[Exercise aim] Find each line of the entries with the string "placeholder", please, and copy it.

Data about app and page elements
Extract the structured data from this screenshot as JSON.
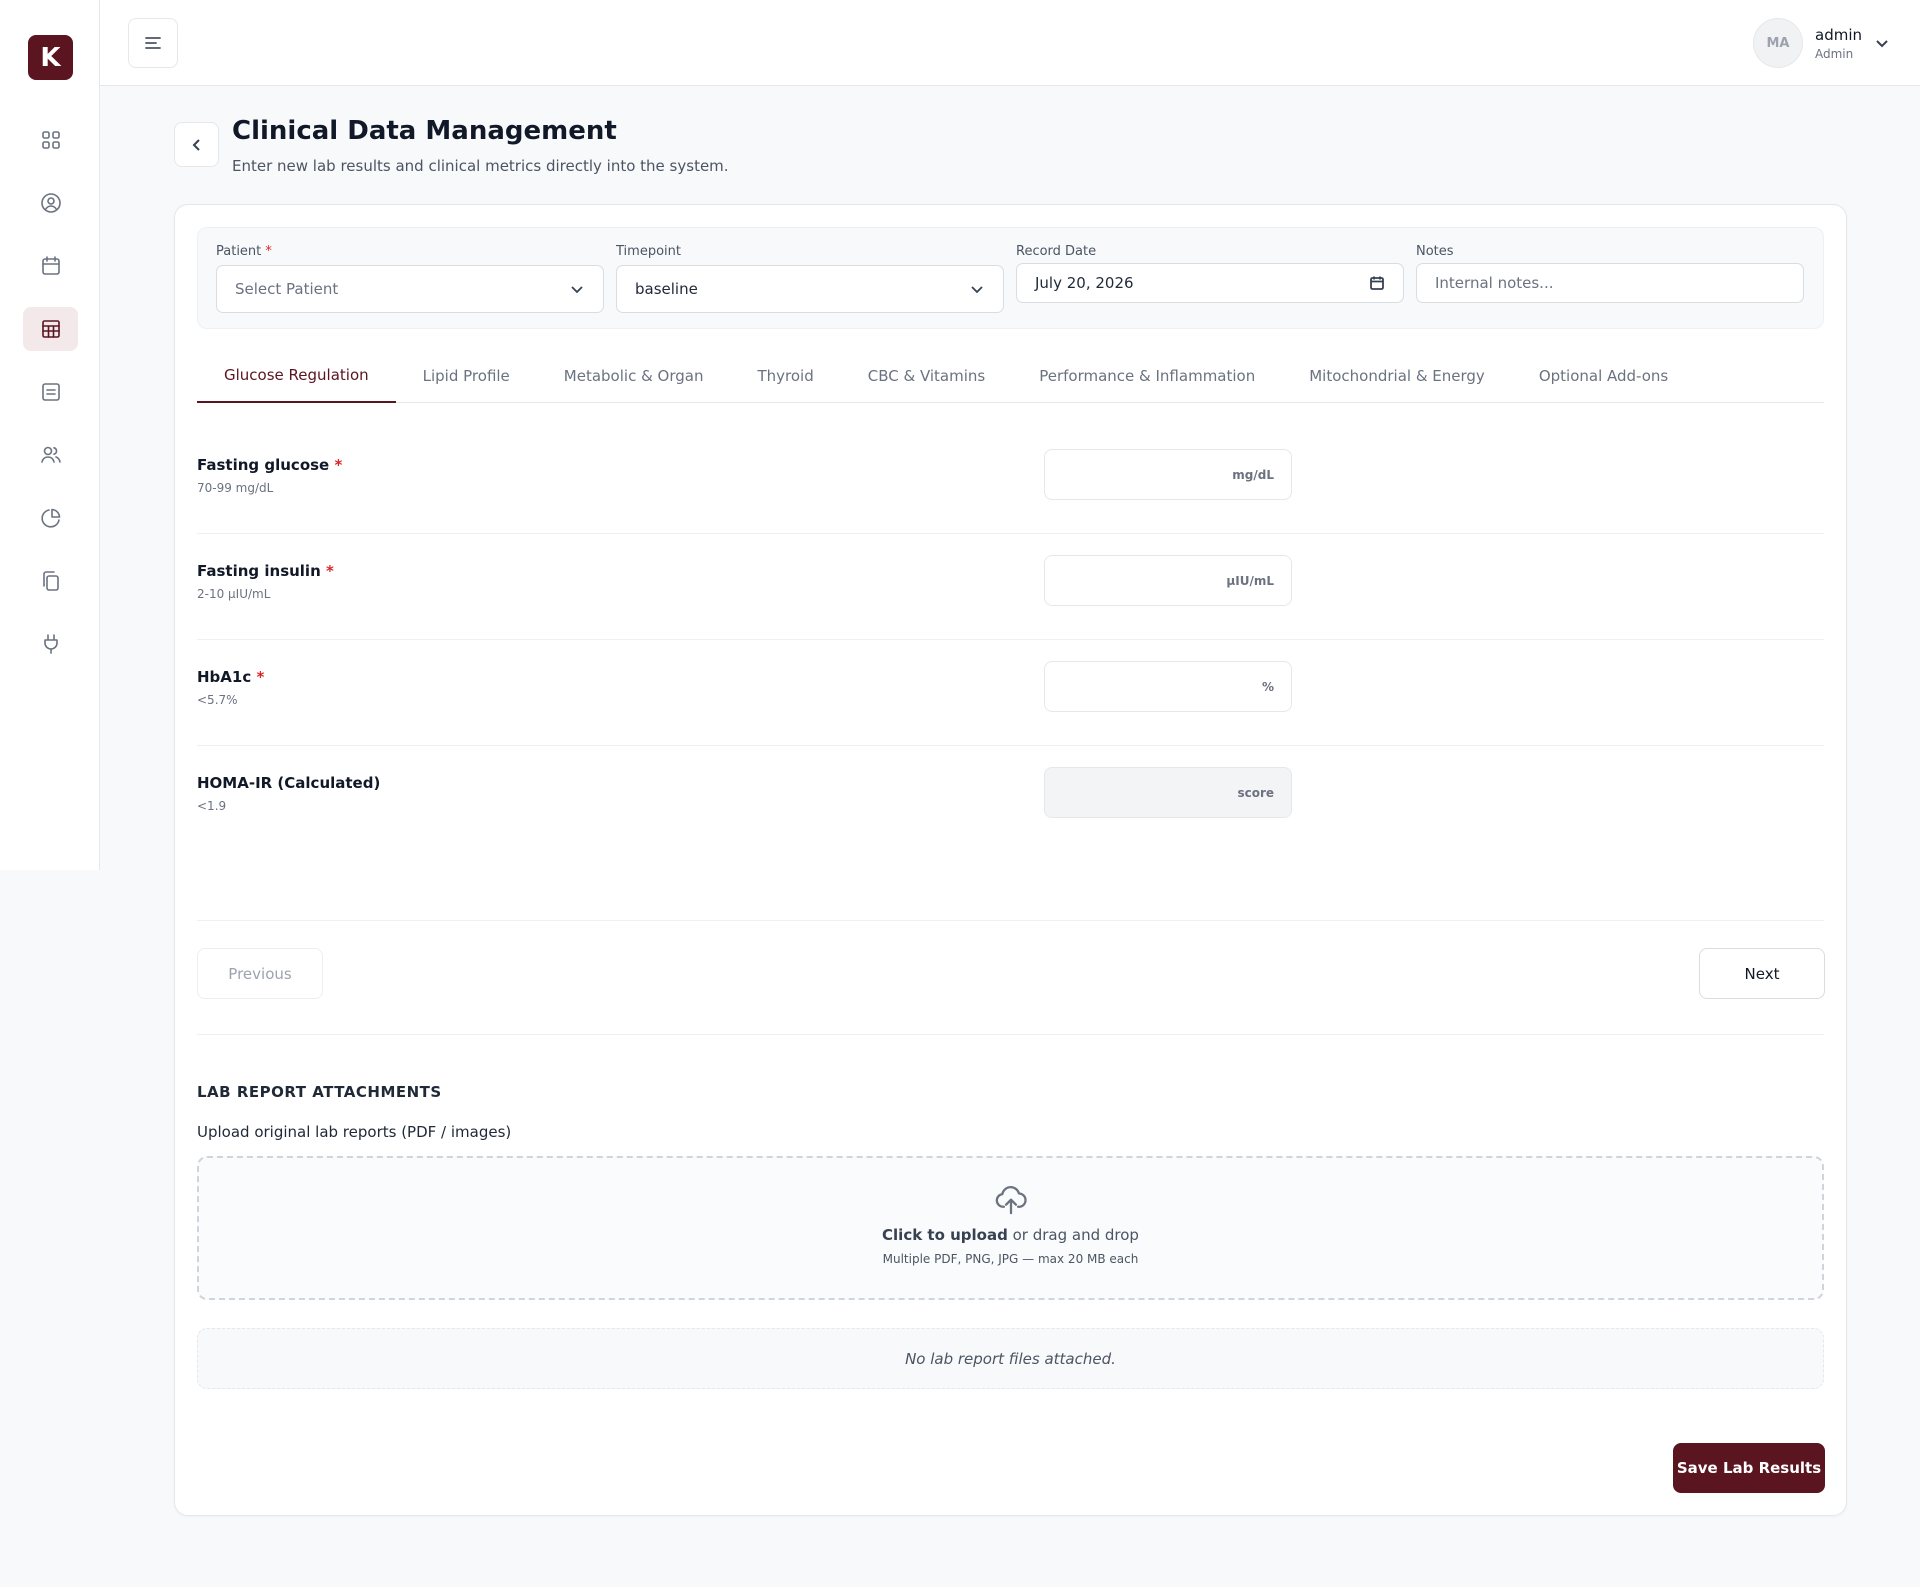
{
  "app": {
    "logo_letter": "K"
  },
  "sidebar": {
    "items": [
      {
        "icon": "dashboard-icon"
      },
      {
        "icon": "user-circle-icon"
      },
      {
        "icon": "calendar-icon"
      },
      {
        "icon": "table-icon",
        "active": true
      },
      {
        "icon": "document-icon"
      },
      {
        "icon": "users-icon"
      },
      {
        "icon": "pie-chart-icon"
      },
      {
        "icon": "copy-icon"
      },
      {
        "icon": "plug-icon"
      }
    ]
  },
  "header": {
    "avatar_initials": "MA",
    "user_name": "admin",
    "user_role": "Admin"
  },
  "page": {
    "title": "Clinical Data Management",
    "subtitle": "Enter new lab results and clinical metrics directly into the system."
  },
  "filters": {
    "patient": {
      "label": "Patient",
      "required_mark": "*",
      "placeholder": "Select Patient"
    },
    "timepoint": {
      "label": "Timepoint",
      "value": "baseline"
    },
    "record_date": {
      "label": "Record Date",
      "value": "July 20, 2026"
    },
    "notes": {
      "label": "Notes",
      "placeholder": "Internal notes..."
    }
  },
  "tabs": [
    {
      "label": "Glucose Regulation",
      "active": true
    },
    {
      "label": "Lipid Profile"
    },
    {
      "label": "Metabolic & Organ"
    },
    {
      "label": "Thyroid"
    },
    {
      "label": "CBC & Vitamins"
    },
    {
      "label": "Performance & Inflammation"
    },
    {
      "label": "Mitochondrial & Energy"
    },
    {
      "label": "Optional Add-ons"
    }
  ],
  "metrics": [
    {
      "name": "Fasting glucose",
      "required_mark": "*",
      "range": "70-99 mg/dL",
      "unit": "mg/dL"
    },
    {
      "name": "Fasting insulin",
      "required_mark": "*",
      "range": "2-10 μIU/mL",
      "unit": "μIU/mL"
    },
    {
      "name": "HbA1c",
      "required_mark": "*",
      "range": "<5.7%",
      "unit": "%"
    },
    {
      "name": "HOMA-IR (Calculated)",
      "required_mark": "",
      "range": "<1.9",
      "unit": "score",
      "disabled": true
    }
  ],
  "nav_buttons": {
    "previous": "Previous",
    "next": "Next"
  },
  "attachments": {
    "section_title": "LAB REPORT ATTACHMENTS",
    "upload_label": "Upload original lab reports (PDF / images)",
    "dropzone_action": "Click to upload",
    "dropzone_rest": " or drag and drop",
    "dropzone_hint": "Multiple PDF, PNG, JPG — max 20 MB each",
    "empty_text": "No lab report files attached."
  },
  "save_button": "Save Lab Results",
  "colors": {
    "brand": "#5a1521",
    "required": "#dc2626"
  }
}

[Output for this task]
      "placeholder": "Select Patient"
      "placeholder": "Internal notes..."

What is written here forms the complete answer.